Be aware of whatever else might get into the picture (trees, posts, other creatures) and keep the composition uncluttered.

WHY DO SILHOUETTES APPEAL TO PEOPLE?

A viewer recently asked this question of us, and here is our reply:

They lack detail.

Silhouettes do not show any detail in a subject, except for the subject's outline.

That is, they have no three-dimensional form, only shape.

It is more difficult to provide visual information about a subject when it has no form, and therefore a good silhouette shows artistic creativity and technical skill on the part of the photographer.

The element of mystery
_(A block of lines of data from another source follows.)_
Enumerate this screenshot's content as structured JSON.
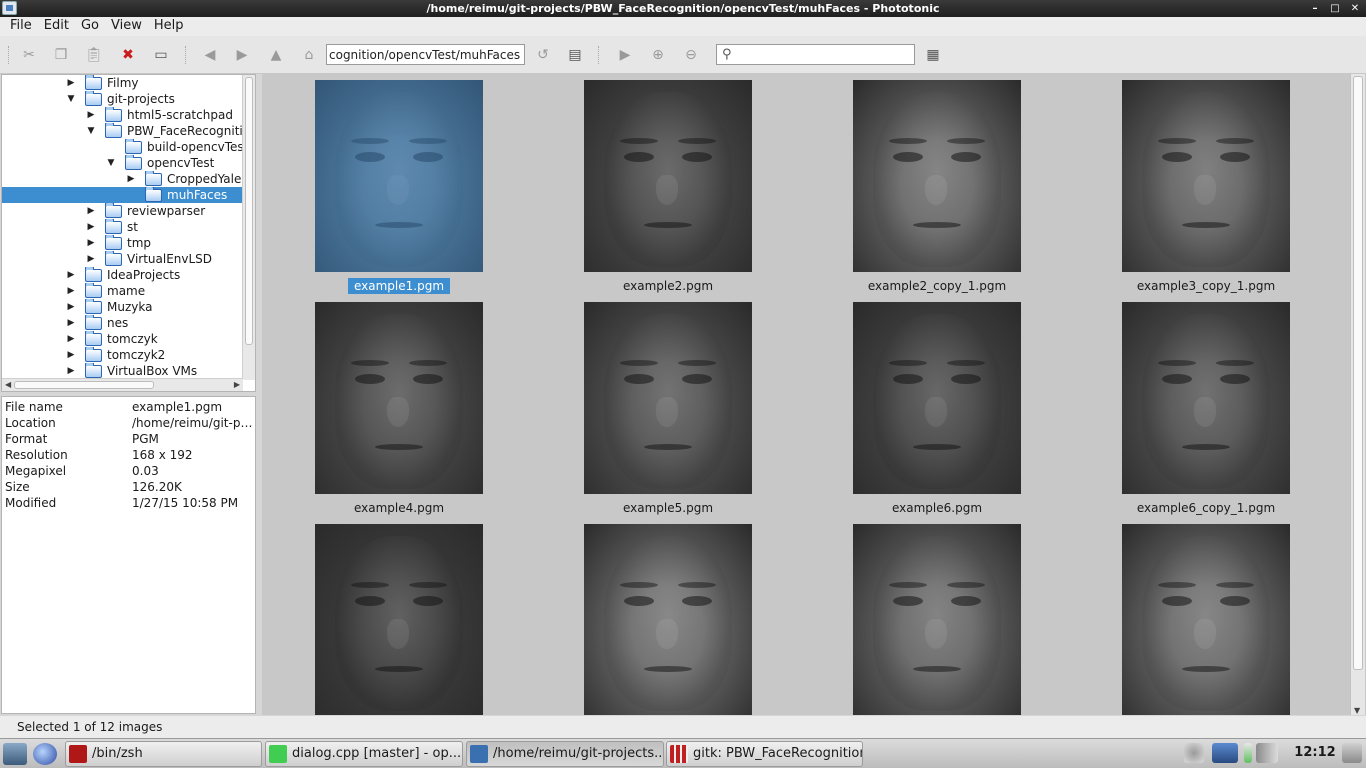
{
  "window": {
    "title": "/home/reimu/git-projects/PBW_FaceRecognition/opencvTest/muhFaces - Phototonic"
  },
  "menu": {
    "items": [
      "File",
      "Edit",
      "Go",
      "View",
      "Help"
    ]
  },
  "toolbar": {
    "path_value": "cognition/opencvTest/muhFaces",
    "search_value": "",
    "icons": [
      "cut-icon",
      "copy-icon",
      "paste-icon",
      "delete-icon",
      "rename-icon",
      "back-icon",
      "forward-icon",
      "up-icon",
      "home-icon",
      "refresh-icon",
      "thumbnail-view-icon",
      "slideshow-icon",
      "zoom-in-icon",
      "zoom-out-icon",
      "search-icon",
      "settings-icon"
    ]
  },
  "tree": {
    "items": [
      {
        "label": "Filmy",
        "arrow": "▶"
      },
      {
        "label": "git-projects",
        "arrow": "▼"
      },
      {
        "label": "html5-scratchpad",
        "arrow": "▶"
      },
      {
        "label": "PBW_FaceRecognition",
        "arrow": "▼"
      },
      {
        "label": "build-opencvTest",
        "arrow": ""
      },
      {
        "label": "opencvTest",
        "arrow": "▼"
      },
      {
        "label": "CroppedYale",
        "arrow": "▶"
      },
      {
        "label": "muhFaces",
        "arrow": ""
      },
      {
        "label": "reviewparser",
        "arrow": "▶"
      },
      {
        "label": "st",
        "arrow": "▶"
      },
      {
        "label": "tmp",
        "arrow": "▶"
      },
      {
        "label": "VirtualEnvLSD",
        "arrow": "▶"
      },
      {
        "label": "IdeaProjects",
        "arrow": "▶"
      },
      {
        "label": "mame",
        "arrow": "▶"
      },
      {
        "label": "Muzyka",
        "arrow": "▶"
      },
      {
        "label": "nes",
        "arrow": "▶"
      },
      {
        "label": "tomczyk",
        "arrow": "▶"
      },
      {
        "label": "tomczyk2",
        "arrow": "▶"
      },
      {
        "label": "VirtualBox VMs",
        "arrow": "▶"
      }
    ]
  },
  "info": {
    "rows": [
      {
        "key": "File name",
        "value": "example1.pgm"
      },
      {
        "key": "Location",
        "value": "/home/reimu/git-projects/PBW_FaceRecognition/opencvTest/muhFaces"
      },
      {
        "key": "Format",
        "value": "PGM"
      },
      {
        "key": "Resolution",
        "value": "168 x 192"
      },
      {
        "key": "Megapixel",
        "value": "0.03"
      },
      {
        "key": "Size",
        "value": "126.20K"
      },
      {
        "key": "Modified",
        "value": "1/27/15 10:58 PM"
      }
    ]
  },
  "thumbnails": [
    {
      "name": "example1.pgm",
      "tone": "#5f6e78",
      "selected": true
    },
    {
      "name": "example2.pgm",
      "tone": "#4a4a4a",
      "selected": false
    },
    {
      "name": "example2_copy_1.pgm",
      "tone": "#6a6a6a",
      "selected": false
    },
    {
      "name": "example3_copy_1.pgm",
      "tone": "#646464",
      "selected": false
    },
    {
      "name": "example4.pgm",
      "tone": "#4c4c4c",
      "selected": false
    },
    {
      "name": "example5.pgm",
      "tone": "#545454",
      "selected": false
    },
    {
      "name": "example6.pgm",
      "tone": "#464646",
      "selected": false
    },
    {
      "name": "example6_copy_1.pgm",
      "tone": "#525252",
      "selected": false
    },
    {
      "name": "",
      "tone": "#3e3e3e",
      "selected": false
    },
    {
      "name": "",
      "tone": "#6e6e6e",
      "selected": false
    },
    {
      "name": "",
      "tone": "#686868",
      "selected": false
    },
    {
      "name": "",
      "tone": "#6c6c6c",
      "selected": false
    }
  ],
  "status": {
    "text": "Selected 1 of 12 images"
  },
  "taskbar": {
    "tasks": [
      {
        "label": "/bin/zsh",
        "icon_color": "#b01818",
        "active": false
      },
      {
        "label": "dialog.cpp [master] - op...",
        "icon_color": "#41cd52",
        "active": false
      },
      {
        "label": "/home/reimu/git-projects...",
        "icon_color": "#3a6fb0",
        "active": true
      },
      {
        "label": "gitk: PBW_FaceRecognition",
        "icon_color": "#c02020",
        "active": false
      }
    ],
    "clock": "12:12"
  }
}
A silhouette also has a degree of mystery, since it contains less information about a subject than a normal photograph.

People like mystery, and silhouettes cause their imaginations to become active, trying to fill in the missing information.

Mood

Finally, a silhouette has a certain mood to it that many people find appealing.

The exhuberance of this young wave-hopper can be felt even though he is a featureless silhouette
The exhuberance of this young wave-hopper can be felt even though he is a featureless silhouette

Sometimes you have little choice but to shoot a silhouette if you are going to get the picture
Sometimes you have little choice but to shoot a silhouette if you are going to get the picture

Objects partially silhouetted can make an interesting composition
Objects partially silhouetted can make an interesting composition

A subject must be identifiable for a silhouette to be effective
A subject must be identifiable for a silhouette to be effective

The hint of detail from an overhead rear light provides three-dimensionality to this dramatic silhouette
The hint of detail from an overhead rear light provides three-dimensionality to this dramatic silhouette

A visitor to White Sands National Monument near Alamogordo, New Mexico, is silhouetted against an evening sky.
A visitor to White Sands National Monument near Alamogordo, New Mexico, is silhouetted against an evening sky.

 
Further information...
Planes
Related topics...

Shape and form

Silhouetted foreground